On October 25th, 2003, a lost hiker lit a signal fire in an attempt to be rescued. He lit the fire in spite of intense Santa Ana winds. The winds picked up, and the fire quickly grew out of control. As it was late in the evening, and since the forest service and CalFire have policies against doing water drops during the dark, the fire quickly spread. Within 9 hours, the fire, which became known as the Cedar Fire, had burned over 60,000 acres of dry chaparral and killed 12 people. Before the fire was contained nearly a month and a half later, the Cedar Fire incinerated over 280,000 acres of land, killed 15 people, and destroyed 2,820 buildings, making it the largest and one of the most destructive fires in the history of California.
Days before the fire began, the forests of San Diego county were in a somewhat desperate state. Due to years of prolonged drought during the 90’s, the forest began suffering from infestation of the bark beetle. This beetle is always present among trees, in which it burrows and lays its eggs. When precipitation is abundant, the trees produce their own defenses against the beetle, and only weakened trees are affected. However, these defenses depend on water, and, without water, many trees failed to defend themselves, thus dying and toppling.
After years of die-off, the forests of San Diego County, especially those of Cuyamaca State Park, began to resemble logs sitting atop more logs sitting atop kindling. Dry conditions and Santa Ana winds created conditions for a catastrophic fire, and the forest was ready to burn. Initially, the Cedar Fire burned west, fueled by hot, dry easterly winds. However, the winds reversed directions in the later stages of the fire, driving the fire directly towards the Laguna Mountains, of which Cuyamaca lies in the center.
By the time the fire had finished its work, approximately 90-95% of what was once the greatest forest in San Diego County had been thoroughly incinerated. Smoking debris lay underneath a blackened ghost forest. Wildlife, which had always been abundant in the Cuyamaca area, seemed to vanish. The fire became what it became due to perfect storm-type conditions. However, those conditions had been years in the making, as drought and fire suppression tactics led to more dead trees and a lack of proper ways to clear the debris. The Forest Service had forbidden any fires from burning for years, and yet periodic fires are necessary to clear out the debris that builds up underneath the forest canopy. While the Santa Ana conditions were predictable, the condition of the forest was at least partially due to man.

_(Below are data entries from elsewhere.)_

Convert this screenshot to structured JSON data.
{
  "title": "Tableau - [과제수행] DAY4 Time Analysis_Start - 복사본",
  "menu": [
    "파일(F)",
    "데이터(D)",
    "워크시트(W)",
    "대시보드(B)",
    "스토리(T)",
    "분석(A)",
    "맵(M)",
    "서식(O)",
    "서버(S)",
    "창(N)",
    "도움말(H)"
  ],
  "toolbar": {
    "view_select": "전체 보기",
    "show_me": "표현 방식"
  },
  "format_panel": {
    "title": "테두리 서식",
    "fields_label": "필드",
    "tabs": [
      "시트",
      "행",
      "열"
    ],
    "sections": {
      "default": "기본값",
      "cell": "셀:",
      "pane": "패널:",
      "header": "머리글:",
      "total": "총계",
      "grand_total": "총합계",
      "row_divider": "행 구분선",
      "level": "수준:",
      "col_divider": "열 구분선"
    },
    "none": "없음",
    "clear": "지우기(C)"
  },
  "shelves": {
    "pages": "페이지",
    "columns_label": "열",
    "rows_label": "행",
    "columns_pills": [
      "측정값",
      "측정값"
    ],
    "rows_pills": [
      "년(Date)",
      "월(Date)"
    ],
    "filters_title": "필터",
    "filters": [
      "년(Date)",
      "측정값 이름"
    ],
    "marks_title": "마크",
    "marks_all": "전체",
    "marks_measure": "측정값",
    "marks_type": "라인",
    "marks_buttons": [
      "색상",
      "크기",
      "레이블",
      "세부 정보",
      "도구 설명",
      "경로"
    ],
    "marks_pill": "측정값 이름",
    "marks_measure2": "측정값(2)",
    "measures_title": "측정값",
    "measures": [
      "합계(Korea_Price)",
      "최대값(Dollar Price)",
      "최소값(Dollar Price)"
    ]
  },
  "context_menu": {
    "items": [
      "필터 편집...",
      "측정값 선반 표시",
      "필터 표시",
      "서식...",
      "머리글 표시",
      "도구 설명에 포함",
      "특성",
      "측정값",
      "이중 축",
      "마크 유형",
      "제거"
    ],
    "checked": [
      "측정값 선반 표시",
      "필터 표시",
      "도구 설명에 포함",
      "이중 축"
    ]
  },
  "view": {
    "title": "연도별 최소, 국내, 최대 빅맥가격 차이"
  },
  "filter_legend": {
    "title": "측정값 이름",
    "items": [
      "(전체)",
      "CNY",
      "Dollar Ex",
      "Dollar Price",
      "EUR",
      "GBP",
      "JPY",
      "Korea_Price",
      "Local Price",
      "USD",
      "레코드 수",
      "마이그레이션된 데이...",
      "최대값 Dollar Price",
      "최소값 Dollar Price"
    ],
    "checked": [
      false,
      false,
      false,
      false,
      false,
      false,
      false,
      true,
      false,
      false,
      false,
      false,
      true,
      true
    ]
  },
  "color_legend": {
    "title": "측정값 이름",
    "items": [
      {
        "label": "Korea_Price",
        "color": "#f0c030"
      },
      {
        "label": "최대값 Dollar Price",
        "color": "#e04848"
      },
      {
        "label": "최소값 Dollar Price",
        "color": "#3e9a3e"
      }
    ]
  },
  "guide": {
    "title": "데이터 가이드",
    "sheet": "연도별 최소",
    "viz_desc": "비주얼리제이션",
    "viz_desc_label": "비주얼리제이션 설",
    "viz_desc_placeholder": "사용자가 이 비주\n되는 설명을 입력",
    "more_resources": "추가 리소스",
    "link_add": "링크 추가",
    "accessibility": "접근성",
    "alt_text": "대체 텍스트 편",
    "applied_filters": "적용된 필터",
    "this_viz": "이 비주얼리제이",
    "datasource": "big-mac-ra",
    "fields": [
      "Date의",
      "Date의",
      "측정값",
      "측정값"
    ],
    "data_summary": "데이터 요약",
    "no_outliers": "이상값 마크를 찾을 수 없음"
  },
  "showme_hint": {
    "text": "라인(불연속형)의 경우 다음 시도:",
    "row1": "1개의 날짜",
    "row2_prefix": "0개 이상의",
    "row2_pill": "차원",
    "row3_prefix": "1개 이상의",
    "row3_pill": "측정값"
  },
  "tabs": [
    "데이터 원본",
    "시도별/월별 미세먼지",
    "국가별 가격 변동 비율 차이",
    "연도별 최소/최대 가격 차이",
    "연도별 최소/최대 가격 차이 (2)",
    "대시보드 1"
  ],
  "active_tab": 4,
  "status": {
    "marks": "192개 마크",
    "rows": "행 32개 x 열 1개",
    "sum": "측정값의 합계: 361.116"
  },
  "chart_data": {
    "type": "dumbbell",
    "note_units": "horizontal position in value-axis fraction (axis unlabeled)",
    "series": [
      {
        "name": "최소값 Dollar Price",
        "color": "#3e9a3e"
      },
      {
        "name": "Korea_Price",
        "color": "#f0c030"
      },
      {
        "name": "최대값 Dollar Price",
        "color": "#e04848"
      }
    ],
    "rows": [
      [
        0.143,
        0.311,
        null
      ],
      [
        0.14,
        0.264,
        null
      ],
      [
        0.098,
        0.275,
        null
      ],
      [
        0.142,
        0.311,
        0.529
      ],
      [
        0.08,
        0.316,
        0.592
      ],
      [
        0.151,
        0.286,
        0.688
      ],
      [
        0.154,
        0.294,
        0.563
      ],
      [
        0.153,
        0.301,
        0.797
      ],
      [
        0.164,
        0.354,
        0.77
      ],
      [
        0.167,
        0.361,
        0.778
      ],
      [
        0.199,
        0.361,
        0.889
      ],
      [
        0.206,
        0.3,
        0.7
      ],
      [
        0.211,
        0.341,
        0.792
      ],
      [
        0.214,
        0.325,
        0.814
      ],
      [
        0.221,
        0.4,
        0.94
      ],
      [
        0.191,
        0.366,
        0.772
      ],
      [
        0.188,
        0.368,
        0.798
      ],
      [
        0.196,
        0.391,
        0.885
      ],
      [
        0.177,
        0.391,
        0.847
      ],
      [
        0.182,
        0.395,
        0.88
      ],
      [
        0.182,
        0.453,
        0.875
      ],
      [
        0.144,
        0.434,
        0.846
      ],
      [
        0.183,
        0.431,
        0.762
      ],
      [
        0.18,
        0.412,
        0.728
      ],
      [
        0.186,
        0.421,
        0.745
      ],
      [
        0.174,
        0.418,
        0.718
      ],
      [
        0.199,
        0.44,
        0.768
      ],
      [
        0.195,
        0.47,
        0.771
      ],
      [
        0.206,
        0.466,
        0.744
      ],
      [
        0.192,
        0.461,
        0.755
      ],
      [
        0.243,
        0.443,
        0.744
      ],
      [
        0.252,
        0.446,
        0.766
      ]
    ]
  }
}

A similar incident wiped out a sizable portion of the Palomar forest in 2007. Within 5 years, about half of the coniferous forest in San Diego County had been destroyed. Its recovery could take 100 years, provided that the precipitation will support regrowth. And therein lies what could be the heart of the catastrophe; the forest began to die long before the fires delivered the killing blow. High average rainfall totals made possible lush forests in what has essentially been a desert, yet the rainfall averages in the Palomar and Laguna Ranges had been declining for many years.
One might say that man has little control over how much rain falls, yet the trends all mirror what global warming science has been saying all along: the climate has been changing, and the results will be unpredictable, and possibly catastrophic. Nobody can lay all the blame for the Cedar Fire and the 2007 Poomacha Fire on global warming alone, and yet its effect cannot be ignored. The destruction of the Cuyamaca forest can be seen as direct circumstances of a climate that has been changing for some time. The images of blackened trees represent not just what we stand to lose but what we have already lost.
|A patch of the Cuyamaca forest spared from the fire.|
So, when Earth Day comes around, it’s good to say a word for the world we live in and celebrate nature. It’s also good to get out and go for a hike. However, it may be better to remember that we are not apart from the world, and what happens to it also happens to us. What we do also affects the planet, which is what we intend to pass on to subsequent generations. Much damage has been done and more damage is still to come. So, when Earth Day roles around, perhaps it is best to remember that the world we have built upon the Earth protects us, but it also insulates us, leaving us oblivious to the damage we do until a Cedar Fire comes along and punches us in the stomach.
Instead of lamenting what is lost, however, the best hope may be to step out and love what is there. Develop a relationship. Learn about how and why the natural world works. In doing so, one does not just understand trees and rocks and flowers, one also begins to understand that life has a way, and this way creates beauty and miracles that have always incited awe. If we accept that what happens to the world also happens to us, we may avoid the Cedar Fires of the future, both literally and spiritually.